## What the task requires
Copy out the entire listing, keeping each line exactly as it is.

+++++

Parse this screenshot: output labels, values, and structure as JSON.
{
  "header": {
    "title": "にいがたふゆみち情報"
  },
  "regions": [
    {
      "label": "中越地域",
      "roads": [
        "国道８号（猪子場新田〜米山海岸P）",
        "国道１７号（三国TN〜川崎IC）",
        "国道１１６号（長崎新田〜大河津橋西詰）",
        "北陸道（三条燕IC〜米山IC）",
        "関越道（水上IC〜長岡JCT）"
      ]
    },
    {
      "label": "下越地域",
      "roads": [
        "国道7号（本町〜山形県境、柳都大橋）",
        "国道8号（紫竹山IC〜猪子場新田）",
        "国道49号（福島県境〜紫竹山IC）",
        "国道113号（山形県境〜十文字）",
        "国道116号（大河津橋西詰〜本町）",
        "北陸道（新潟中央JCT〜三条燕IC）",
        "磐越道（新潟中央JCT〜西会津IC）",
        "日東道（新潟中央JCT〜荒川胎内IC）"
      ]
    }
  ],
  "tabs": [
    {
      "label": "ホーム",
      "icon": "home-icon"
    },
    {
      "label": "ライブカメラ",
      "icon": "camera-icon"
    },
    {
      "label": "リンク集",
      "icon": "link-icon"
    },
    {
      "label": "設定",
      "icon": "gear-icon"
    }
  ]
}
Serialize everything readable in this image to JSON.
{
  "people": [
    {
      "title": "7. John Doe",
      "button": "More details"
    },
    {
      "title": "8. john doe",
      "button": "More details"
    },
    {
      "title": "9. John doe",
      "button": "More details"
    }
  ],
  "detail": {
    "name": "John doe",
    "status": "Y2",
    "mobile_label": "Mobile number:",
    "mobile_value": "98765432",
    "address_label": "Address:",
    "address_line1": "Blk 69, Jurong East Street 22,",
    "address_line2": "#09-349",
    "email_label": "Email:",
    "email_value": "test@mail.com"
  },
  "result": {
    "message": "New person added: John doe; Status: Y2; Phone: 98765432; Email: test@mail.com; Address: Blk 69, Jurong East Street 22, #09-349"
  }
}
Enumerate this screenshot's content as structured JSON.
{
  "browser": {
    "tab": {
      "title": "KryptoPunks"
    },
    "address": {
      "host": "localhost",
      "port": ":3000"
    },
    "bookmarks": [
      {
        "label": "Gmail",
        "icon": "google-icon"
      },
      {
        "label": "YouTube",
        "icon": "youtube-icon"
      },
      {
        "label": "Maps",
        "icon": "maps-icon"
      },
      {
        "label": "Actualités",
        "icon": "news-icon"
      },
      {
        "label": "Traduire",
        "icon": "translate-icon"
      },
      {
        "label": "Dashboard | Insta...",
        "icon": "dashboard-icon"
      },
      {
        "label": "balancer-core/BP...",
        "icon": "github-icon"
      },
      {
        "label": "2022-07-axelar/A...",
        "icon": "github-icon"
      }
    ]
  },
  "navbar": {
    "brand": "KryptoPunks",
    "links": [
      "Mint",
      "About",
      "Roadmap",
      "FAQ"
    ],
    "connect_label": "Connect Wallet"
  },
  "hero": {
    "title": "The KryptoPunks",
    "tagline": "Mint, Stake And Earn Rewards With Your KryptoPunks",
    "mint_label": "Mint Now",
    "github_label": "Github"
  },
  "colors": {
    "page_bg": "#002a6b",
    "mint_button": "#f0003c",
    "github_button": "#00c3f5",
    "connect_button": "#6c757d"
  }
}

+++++

## Answer to the exercise
Parse this screenshot: output labels, values, and structure as JSON.
{
  "header": {
    "title": "にいがたふゆみち情報"
  },
  "regions": [
    {
      "label": "中越地域",
      "roads": [
        "国道８号（猪子場新田〜米山海岸P）",
        "国道１７号（三国TN〜川崎IC）",
        "国道１１６号（長崎新田〜大河津橋西詰）",
        "北陸道（三条燕IC〜米山IC）",
        "関越道（水上IC〜長岡JCT）"
      ]
    },
    {
      "label": "下越地域",
      "roads": [
        "国道7号（本町〜山形県境、柳都大橋）",
        "国道8号（紫竹山IC〜猪子場新田）",
        "国道49号（福島県境〜紫竹山IC）",
        "国道113号（山形県境〜十文字）",
        "国道116号（大河津橋西詰〜本町）",
        "北陸道（新潟中央JCT〜三条燕IC）",
        "磐越道（新潟中央JCT〜西会津IC）",
        "日東道（新潟中央JCT〜荒川胎内IC）"
      ]
    }
  ],
  "tabs": [
    {
      "label": "ホーム",
      "icon": "home-icon"
    },
    {
      "label": "ライブカメラ",
      "icon": "camera-icon"
    },
    {
      "label": "リンク集",
      "icon": "link-icon"
    },
    {
      "label": "設定",
      "icon": "gear-icon"
    }
  ]
}
Serialize everything readable in this image to JSON.
{
  "people": [
    {
      "title": "7. John Doe",
      "button": "More details"
    },
    {
      "title": "8. john doe",
      "button": "More details"
    },
    {
      "title": "9. John doe",
      "button": "More details"
    }
  ],
  "detail": {
    "name": "John doe",
    "status": "Y2",
    "mobile_label": "Mobile number:",
    "mobile_value": "98765432",
    "address_label": "Address:",
    "address_line1": "Blk 69, Jurong East Street 22,",
    "address_line2": "#09-349",
    "email_label": "Email:",
    "email_value": "test@mail.com"
  },
  "result": {
    "message": "New person added: John doe; Status: Y2; Phone: 98765432; Email: test@mail.com; Address: Blk 69, Jurong East Street 22, #09-349"
  }
}
Enumerate this screenshot's content as structured JSON.
{
  "browser": {
    "tab": {
      "title": "KryptoPunks"
    },
    "address": {
      "host": "localhost",
      "port": ":3000"
    },
    "bookmarks": [
      {
        "label": "Gmail",
        "icon": "google-icon"
      },
      {
        "label": "YouTube",
        "icon": "youtube-icon"
      },
      {
        "label": "Maps",
        "icon": "maps-icon"
      },
      {
        "label": "Actualités",
        "icon": "news-icon"
      },
      {
        "label": "Traduire",
        "icon": "translate-icon"
      },
      {
        "label": "Dashboard | Insta...",
        "icon": "dashboard-icon"
      },
      {
        "label": "balancer-core/BP...",
        "icon": "github-icon"
      },
      {
        "label": "2022-07-axelar/A...",
        "icon": "github-icon"
      }
    ]
  },
  "navbar": {
    "brand": "KryptoPunks",
    "links": [
      "Mint",
      "About",
      "Roadmap",
      "FAQ"
    ],
    "connect_label": "Connect Wallet"
  },
  "hero": {
    "title": "The KryptoPunks",
    "tagline": "Mint, Stake And Earn Rewards With Your KryptoPunks",
    "mint_label": "Mint Now",
    "github_label": "Github"
  },
  "colors": {
    "page_bg": "#002a6b",
    "mint_button": "#f0003c",
    "github_button": "#00c3f5",
    "connect_button": "#6c757d"
  }
}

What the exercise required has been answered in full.